Perhaps a young roster with some upside squeaking into the playoffs is palatable for Ujiri's first year on the job as he surveys his new land, but there's no way he left Denver to settle for this roster and perennial water treading. The question now is will Ujiri's next big move take the Raptors from playoff bubble team to season-forfeiting tankers, or playoff bubble team to playoff mainstay?

Either way, Gay and his $17,888,932 contract (plus $19,317,326 player option) have to be involved, right?

Utah Jazz: Will a finally unleashed Favors/Kanter frontcourt live up to the hype?

In Derrick Favors and Enes Kanter, the Jazz have a couple of 22-and-under big men and recent No. 3 overall draft picks who have per-36-minute career averages of 14.6 points, 10.6 rebounds and 2.0 blocks, and 14.9 points, 10.7 rebounds and 1.0 blocks, respectively. The problem is that with Paul Millsap and Al Jefferson together in Utah for the last few years, Kanter has yet to average more than 15.4 minutes per game while Favors has yet to average more than 23.2 minutes per game.

With Millsap and Jefferson now out of the picture and the Jazz clearly thinking about next year and beyond at the expense of this year, Favors and Kanter will get all of the minutes they can handle on a bad team.

Washington Wizards: Is John Wall a max level player?

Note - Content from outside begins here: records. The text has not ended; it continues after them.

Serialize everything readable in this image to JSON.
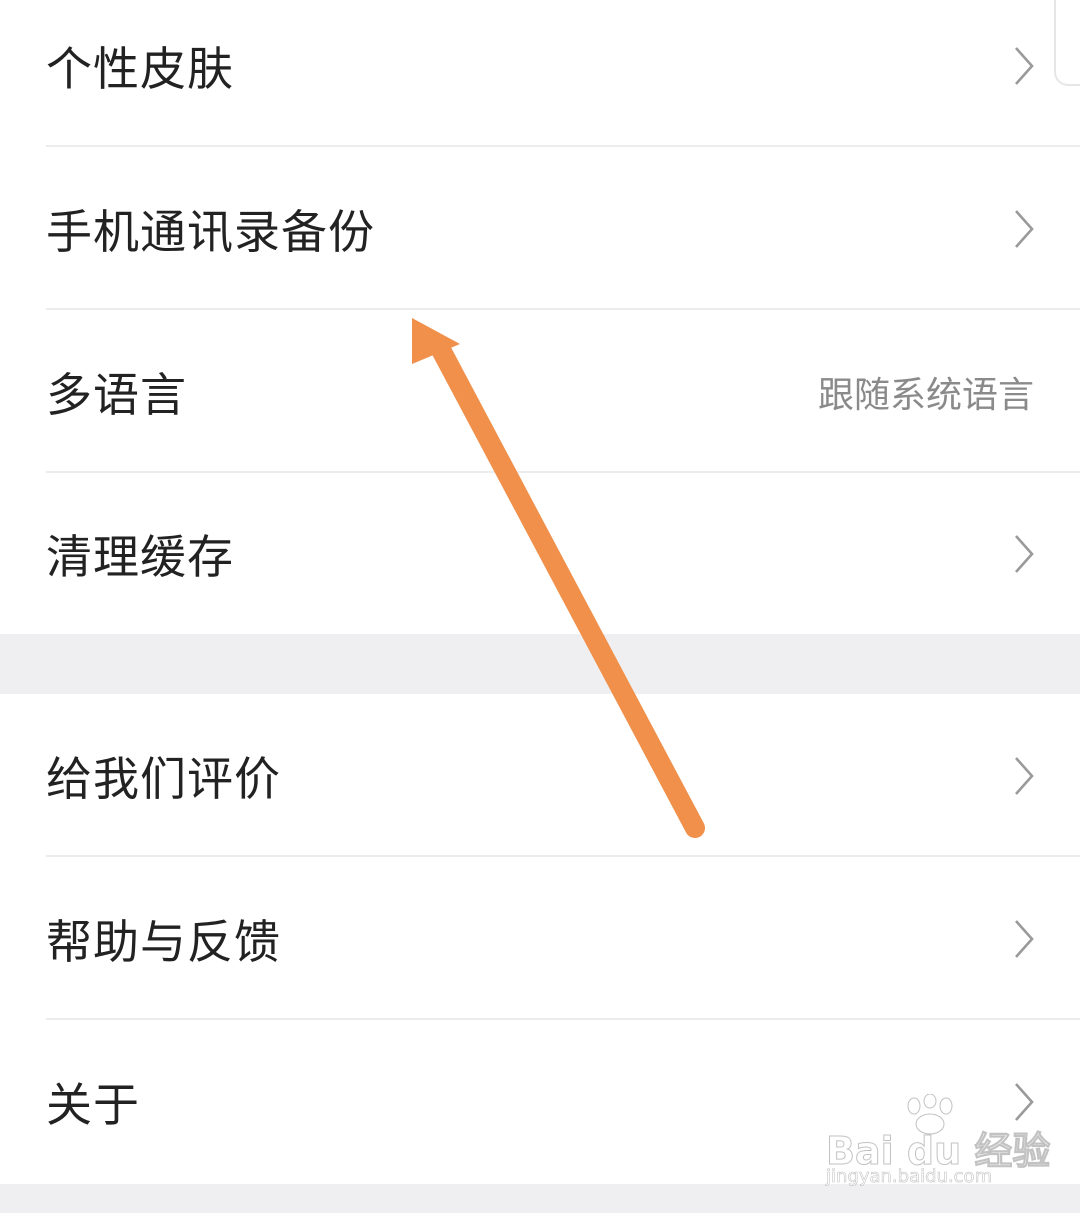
{
  "settings": {
    "group1": [
      {
        "label": "个性皮肤",
        "value": "",
        "chevron": true
      },
      {
        "label": "手机通讯录备份",
        "value": "",
        "chevron": true
      },
      {
        "label": "多语言",
        "value": "跟随系统语言",
        "chevron": false
      },
      {
        "label": "清理缓存",
        "value": "",
        "chevron": true
      }
    ],
    "group2": [
      {
        "label": "给我们评价",
        "value": "",
        "chevron": true
      },
      {
        "label": "帮助与反馈",
        "value": "",
        "chevron": true
      },
      {
        "label": "关于",
        "value": "",
        "chevron": true
      }
    ]
  },
  "annotation": {
    "arrow_color": "#f0904a",
    "points_to": "手机通讯录备份"
  },
  "watermark": {
    "brand": "Bai du 经验",
    "url": "jingyan.baidu.com"
  },
  "icons": {
    "row_chevron": "chevron-right-icon",
    "watermark_paw": "paw-icon"
  },
  "colors": {
    "label_text": "#222222",
    "value_text": "#8a8a8a",
    "divider": "#ececec",
    "section_gap": "#efeff1"
  }
}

The new contract and a 49-game 2012-13 season that saw him post a PER of 20.91 while averaging 18.5 points, 7.6 assists, 4.0 rebounds and 1.3 steals at the age of 22 scream 'YES, MY GOD YES!' But previously inconsistent and disinterested play, not to mention knee injuries and the fact that a player like Stephen Curry won't make anywhere near max money for the next few years scream 'YOU DIDN'T HAVE TO DO THIS, WASHINGTON!'

With a clean bill of health and a roster that looks ready to contend for a playoff spot for the first time in six years, Wall has an opportunity to prove that the first answer is the correct one. If Wall and the Wizards mess this up though, the hasty decision to lock him up for five years at max money will be met with a Kerrigan-like response in Washington.

All salaries courtesy of ShamSports.com

Stats courtesy of Basketball Reference, ESPN and HoopData


And with that, the first portion of our 2013-14 NBA season preview is in the books.

Following this plethora of questions and things to ponder, you'll find my predictions for the upcoming season here tomorrow.